Medals to Great War Casualties from the Collection of the late Ian Livesley

Date of Auction: 5th July 2011

Sold for £3,100

Estimate: £600 - £700

Four: Lieutenant Edward Jeffery, 16th Canadian Infantry (Seaforth Highlanders of Canada), a native Newfoundlander who was mortally wounded on the Western Front on 28 July 1918

1914-15 Star (26095 Pte., 14/Can. Inf.); British War and Victory Medals (Lieut.); together with Canadian Memorial Cross (Lieut.); and memorial plaque (Edward Jeffery); two ‘Canada’ brass shoulder titles; a damaged silver six pence (‘reputedly damaged at the time of his death’); and three original photographs, two showing recipient in uniform and one showing a table with various German ‘trophies’ liberated by the recipient, generally good very fine (5) £600-700

Footnote

The following is extracted from The British Roll of Honour of The Empire’s Heroes:

‘Among the gallant soldiers who came from Newfoundland to fight for their King and Country, and who sealed their devotions with their lives was Lieut.

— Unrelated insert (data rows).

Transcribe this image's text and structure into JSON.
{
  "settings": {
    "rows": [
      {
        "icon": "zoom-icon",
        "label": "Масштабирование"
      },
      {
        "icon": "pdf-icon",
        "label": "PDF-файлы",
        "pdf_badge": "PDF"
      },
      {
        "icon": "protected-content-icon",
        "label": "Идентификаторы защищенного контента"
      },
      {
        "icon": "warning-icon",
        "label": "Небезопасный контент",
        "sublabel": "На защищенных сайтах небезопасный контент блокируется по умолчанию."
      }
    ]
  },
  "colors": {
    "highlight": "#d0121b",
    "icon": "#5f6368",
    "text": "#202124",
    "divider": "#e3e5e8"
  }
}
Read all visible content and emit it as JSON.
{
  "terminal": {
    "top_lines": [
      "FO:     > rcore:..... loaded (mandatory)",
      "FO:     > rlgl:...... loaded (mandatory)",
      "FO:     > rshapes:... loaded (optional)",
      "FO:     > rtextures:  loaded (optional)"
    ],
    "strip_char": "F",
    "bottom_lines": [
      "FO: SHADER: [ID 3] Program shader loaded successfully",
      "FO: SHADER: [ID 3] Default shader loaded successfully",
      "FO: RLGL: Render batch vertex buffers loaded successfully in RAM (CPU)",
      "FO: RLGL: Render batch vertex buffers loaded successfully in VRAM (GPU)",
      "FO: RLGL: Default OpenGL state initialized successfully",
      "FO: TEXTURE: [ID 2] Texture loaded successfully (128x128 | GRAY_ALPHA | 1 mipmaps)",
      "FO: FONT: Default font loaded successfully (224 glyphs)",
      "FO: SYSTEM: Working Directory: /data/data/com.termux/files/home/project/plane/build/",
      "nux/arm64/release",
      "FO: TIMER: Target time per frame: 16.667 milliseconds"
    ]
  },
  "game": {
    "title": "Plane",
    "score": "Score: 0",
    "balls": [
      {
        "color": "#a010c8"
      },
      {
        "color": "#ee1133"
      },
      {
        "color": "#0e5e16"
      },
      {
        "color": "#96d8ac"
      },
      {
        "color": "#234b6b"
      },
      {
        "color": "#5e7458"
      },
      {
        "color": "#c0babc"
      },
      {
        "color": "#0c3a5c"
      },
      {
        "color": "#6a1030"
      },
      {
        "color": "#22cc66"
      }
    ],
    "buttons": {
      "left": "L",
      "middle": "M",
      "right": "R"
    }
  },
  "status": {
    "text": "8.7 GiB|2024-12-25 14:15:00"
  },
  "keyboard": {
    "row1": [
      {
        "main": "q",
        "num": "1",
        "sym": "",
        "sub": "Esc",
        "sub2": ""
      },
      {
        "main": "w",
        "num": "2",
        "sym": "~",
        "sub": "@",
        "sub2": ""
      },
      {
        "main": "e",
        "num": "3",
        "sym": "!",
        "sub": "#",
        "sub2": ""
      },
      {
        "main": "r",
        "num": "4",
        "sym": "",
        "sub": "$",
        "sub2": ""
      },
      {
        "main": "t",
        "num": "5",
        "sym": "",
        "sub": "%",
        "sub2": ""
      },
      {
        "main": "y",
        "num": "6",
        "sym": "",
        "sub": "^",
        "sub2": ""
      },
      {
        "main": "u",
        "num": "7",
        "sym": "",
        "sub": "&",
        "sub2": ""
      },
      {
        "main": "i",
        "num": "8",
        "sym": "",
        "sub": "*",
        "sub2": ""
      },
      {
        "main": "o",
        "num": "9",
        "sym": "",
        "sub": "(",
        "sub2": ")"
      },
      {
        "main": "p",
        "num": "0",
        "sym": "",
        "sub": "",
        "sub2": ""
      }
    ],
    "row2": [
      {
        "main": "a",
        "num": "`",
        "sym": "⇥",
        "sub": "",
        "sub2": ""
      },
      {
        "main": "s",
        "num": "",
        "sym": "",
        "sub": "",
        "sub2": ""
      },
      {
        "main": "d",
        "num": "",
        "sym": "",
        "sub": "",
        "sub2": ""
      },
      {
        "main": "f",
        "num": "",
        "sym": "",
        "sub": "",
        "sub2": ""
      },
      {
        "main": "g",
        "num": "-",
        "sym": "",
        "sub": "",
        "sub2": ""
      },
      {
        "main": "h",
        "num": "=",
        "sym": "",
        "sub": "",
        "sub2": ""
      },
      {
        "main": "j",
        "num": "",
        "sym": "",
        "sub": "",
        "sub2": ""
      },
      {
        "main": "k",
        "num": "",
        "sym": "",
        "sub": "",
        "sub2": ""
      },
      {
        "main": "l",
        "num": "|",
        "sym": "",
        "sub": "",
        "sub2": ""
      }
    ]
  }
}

Edward Jeffery, the son of the Rev. Charles Jeffery, Incumbent of the Mission of the Newfoundland Church at St. George’s Bay. He was born at Sandy Point, St. George’s Bay, Newfoundland on 19 October 1895, and educated at Sandy Point School, and later at Bishop Field College, St John’s, Newfoundland. He then for a time studied at St. Augustine’s Missionary College, Canterbury, with a view to taking Holy Orders, and, returning to the New World, at King’s College, Windsor, Nova Scotia, which College gave twelve other students who died for King and Country.

Lieutenant Jeffery was a born teacher and had two successful years at Sandy Point. He worked for the Church Lads’ Brigade, Sandy Point and had such a strong influence over his pupils that practically all of them enlisted, and all but one have made the great sacrifice. He was at College when the War broke out, and enlisted at once, going to England in the spring and later to France, after a hard experience on Salisbury Plain.

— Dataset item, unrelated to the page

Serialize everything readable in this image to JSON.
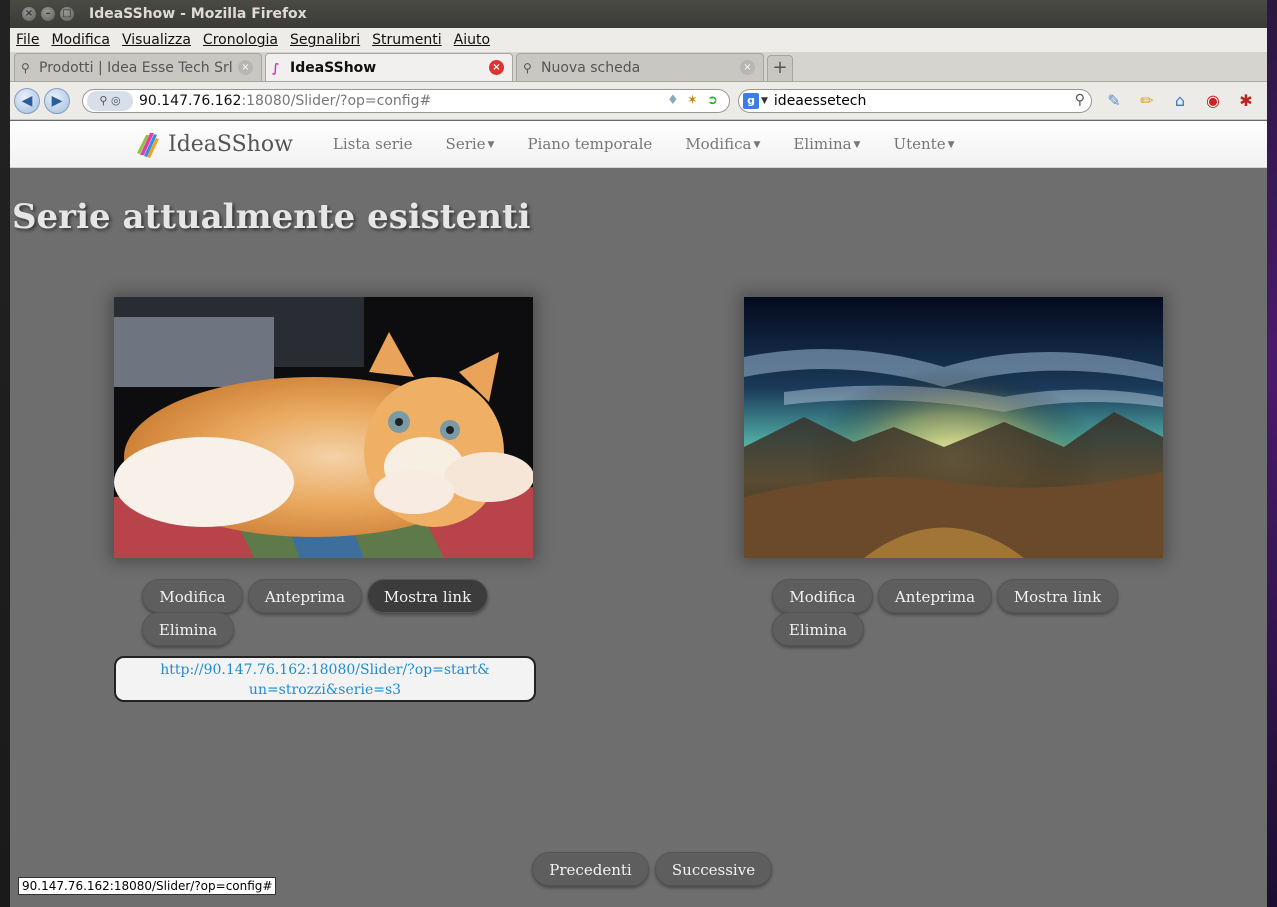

He saw much active service in the earlier battles and had several trying experiences, being buried by a shell and dug out unharmed, and also hit on another occasion but again unharmed. He was recommended for a commission and again came over to England. Here he married on 14 November 1916, at the Church of St. John Baptist, Shedfield, Hampshire, Miss Joyce Davies of Springdale Curdridge, Botley, Hampshire, by whom he has left a son, Robert, born 9 December 1917 - the day ever memorable by the capture of Jerusalem from the Turks.

On returning to France he was again frequently in action and on 28 July 1918 was fatally wounded, and although everything possible was done for him, succumbed to his wounds in hospital. He had won the affection and respect of all with whom he came in contact, both officers and men, who have, in many instances, borne tribute to his memory.’